Exercise brief ->
Every entry must be given again exactly. Include no pictures.

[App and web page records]
☆ ☆ ☆ ☆
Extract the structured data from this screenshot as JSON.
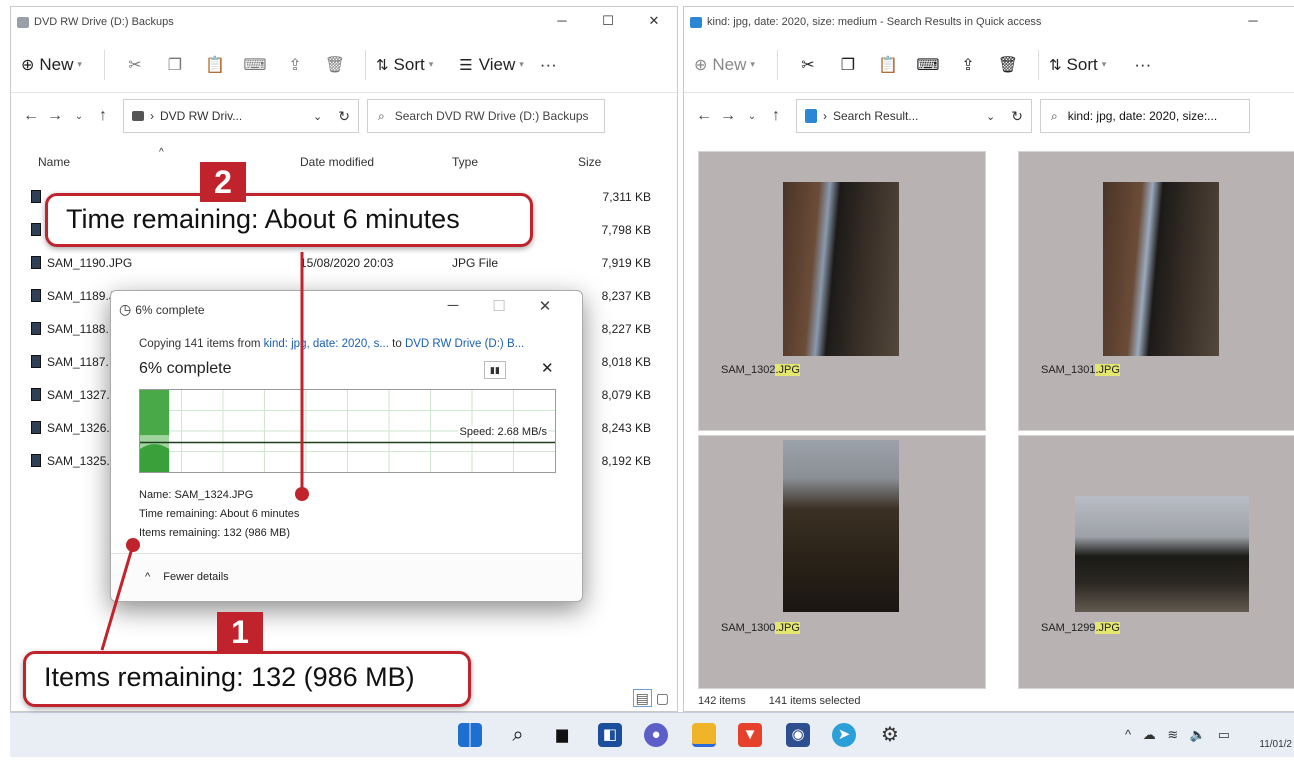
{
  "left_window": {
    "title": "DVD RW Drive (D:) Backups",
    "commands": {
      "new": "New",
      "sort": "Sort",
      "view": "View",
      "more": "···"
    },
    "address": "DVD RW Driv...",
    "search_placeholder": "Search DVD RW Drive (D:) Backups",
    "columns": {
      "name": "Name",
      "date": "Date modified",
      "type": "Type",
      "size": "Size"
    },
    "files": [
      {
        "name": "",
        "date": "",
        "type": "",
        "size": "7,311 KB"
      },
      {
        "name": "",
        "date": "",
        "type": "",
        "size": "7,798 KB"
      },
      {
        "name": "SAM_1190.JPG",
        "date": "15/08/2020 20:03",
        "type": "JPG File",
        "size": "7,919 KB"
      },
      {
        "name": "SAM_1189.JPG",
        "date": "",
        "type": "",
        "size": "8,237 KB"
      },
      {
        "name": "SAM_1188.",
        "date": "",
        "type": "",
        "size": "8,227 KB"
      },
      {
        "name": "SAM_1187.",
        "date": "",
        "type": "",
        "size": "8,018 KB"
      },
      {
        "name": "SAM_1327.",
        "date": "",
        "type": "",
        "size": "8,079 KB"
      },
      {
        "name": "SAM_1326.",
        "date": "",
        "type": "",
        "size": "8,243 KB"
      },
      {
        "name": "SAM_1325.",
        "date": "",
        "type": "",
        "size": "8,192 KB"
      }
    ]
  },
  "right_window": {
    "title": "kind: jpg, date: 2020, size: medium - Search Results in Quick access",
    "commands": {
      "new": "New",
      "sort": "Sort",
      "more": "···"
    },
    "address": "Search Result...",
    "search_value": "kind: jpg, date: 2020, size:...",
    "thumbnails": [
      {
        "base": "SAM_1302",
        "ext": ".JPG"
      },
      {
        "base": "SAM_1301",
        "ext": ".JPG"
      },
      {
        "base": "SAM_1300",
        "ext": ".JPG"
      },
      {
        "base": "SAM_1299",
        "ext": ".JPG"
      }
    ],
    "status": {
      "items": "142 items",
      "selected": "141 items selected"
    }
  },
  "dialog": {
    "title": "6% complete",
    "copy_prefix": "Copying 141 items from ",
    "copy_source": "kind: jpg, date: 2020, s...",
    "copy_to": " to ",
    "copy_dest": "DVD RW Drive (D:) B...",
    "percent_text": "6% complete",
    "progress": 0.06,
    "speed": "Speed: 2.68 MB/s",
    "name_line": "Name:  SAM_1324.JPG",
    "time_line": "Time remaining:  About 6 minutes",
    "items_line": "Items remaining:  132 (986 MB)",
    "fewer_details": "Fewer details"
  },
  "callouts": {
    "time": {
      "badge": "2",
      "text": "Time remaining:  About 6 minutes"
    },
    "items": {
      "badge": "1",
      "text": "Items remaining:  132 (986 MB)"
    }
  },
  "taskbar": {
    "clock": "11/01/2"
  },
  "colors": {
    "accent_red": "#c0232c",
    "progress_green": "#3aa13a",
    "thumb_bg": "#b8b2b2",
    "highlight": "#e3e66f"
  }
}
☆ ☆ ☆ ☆
Result of this task ->
Extract the structured data from this screenshot as JSON.
{
  "left_window": {
    "title": "DVD RW Drive (D:) Backups",
    "commands": {
      "new": "New",
      "sort": "Sort",
      "view": "View",
      "more": "···"
    },
    "address": "DVD RW Driv...",
    "search_placeholder": "Search DVD RW Drive (D:) Backups",
    "columns": {
      "name": "Name",
      "date": "Date modified",
      "type": "Type",
      "size": "Size"
    },
    "files": [
      {
        "name": "",
        "date": "",
        "type": "",
        "size": "7,311 KB"
      },
      {
        "name": "",
        "date": "",
        "type": "",
        "size": "7,798 KB"
      },
      {
        "name": "SAM_1190.JPG",
        "date": "15/08/2020 20:03",
        "type": "JPG File",
        "size": "7,919 KB"
      },
      {
        "name": "SAM_1189.JPG",
        "date": "",
        "type": "",
        "size": "8,237 KB"
      },
      {
        "name": "SAM_1188.",
        "date": "",
        "type": "",
        "size": "8,227 KB"
      },
      {
        "name": "SAM_1187.",
        "date": "",
        "type": "",
        "size": "8,018 KB"
      },
      {
        "name": "SAM_1327.",
        "date": "",
        "type": "",
        "size": "8,079 KB"
      },
      {
        "name": "SAM_1326.",
        "date": "",
        "type": "",
        "size": "8,243 KB"
      },
      {
        "name": "SAM_1325.",
        "date": "",
        "type": "",
        "size": "8,192 KB"
      }
    ]
  },
  "right_window": {
    "title": "kind: jpg, date: 2020, size: medium - Search Results in Quick access",
    "commands": {
      "new": "New",
      "sort": "Sort",
      "more": "···"
    },
    "address": "Search Result...",
    "search_value": "kind: jpg, date: 2020, size:...",
    "thumbnails": [
      {
        "base": "SAM_1302",
        "ext": ".JPG"
      },
      {
        "base": "SAM_1301",
        "ext": ".JPG"
      },
      {
        "base": "SAM_1300",
        "ext": ".JPG"
      },
      {
        "base": "SAM_1299",
        "ext": ".JPG"
      }
    ],
    "status": {
      "items": "142 items",
      "selected": "141 items selected"
    }
  },
  "dialog": {
    "title": "6% complete",
    "copy_prefix": "Copying 141 items from ",
    "copy_source": "kind: jpg, date: 2020, s...",
    "copy_to": " to ",
    "copy_dest": "DVD RW Drive (D:) B...",
    "percent_text": "6% complete",
    "progress": 0.06,
    "speed": "Speed: 2.68 MB/s",
    "name_line": "Name:  SAM_1324.JPG",
    "time_line": "Time remaining:  About 6 minutes",
    "items_line": "Items remaining:  132 (986 MB)",
    "fewer_details": "Fewer details"
  },
  "callouts": {
    "time": {
      "badge": "2",
      "text": "Time remaining:  About 6 minutes"
    },
    "items": {
      "badge": "1",
      "text": "Items remaining:  132 (986 MB)"
    }
  },
  "taskbar": {
    "clock": "11/01/2"
  },
  "colors": {
    "accent_red": "#c0232c",
    "progress_green": "#3aa13a",
    "thumb_bg": "#b8b2b2",
    "highlight": "#e3e66f"
  }
}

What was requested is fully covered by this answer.